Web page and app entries
··········

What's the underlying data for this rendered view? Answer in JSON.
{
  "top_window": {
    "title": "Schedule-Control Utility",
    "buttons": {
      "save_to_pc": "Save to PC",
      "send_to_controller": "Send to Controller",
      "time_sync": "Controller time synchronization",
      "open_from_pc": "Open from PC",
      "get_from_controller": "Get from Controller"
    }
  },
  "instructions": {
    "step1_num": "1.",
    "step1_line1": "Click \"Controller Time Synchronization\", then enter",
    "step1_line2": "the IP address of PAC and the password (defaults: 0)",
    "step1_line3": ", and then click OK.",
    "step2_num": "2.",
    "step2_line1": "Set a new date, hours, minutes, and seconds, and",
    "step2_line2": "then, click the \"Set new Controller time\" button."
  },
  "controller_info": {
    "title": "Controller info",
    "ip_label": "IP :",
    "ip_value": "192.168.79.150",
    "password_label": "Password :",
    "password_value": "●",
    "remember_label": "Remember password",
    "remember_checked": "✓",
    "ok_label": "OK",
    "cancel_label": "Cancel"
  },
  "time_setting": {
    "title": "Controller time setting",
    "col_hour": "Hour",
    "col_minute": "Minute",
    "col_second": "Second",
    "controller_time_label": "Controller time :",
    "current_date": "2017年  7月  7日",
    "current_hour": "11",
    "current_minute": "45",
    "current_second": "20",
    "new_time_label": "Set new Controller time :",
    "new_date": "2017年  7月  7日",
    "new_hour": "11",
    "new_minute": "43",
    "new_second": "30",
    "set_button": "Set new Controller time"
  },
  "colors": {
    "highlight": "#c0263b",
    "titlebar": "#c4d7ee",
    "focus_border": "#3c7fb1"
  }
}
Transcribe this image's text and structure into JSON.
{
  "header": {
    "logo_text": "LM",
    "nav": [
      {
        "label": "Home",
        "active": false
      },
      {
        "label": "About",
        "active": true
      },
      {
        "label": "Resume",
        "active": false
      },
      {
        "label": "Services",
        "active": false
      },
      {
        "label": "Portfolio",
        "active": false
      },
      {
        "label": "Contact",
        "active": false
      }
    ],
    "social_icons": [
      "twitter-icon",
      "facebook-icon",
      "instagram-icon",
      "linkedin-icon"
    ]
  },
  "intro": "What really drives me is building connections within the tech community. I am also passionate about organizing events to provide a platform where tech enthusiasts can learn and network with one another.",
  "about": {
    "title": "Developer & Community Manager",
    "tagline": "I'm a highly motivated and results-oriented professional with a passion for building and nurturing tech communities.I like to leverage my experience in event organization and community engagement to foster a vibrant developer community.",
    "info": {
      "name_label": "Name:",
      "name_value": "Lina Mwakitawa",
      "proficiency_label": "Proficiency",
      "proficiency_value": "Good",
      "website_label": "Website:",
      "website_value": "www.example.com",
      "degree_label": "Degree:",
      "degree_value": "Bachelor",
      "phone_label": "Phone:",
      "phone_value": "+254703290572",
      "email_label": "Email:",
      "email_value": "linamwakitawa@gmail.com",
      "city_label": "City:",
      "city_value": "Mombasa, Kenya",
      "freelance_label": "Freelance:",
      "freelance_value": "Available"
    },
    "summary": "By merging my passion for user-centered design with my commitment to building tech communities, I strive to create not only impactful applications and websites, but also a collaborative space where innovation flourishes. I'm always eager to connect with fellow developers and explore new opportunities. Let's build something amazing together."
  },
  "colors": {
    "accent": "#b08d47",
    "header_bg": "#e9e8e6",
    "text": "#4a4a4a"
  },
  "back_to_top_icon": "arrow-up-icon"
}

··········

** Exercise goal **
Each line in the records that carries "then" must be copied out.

** Exercise result **
    "step1_line1": "Click \"Controller Time Synchronization\", then enter",
    "step1_line3": ", and then click OK.",
    "step2_line2": "then, click the \"Set new Controller time\" button."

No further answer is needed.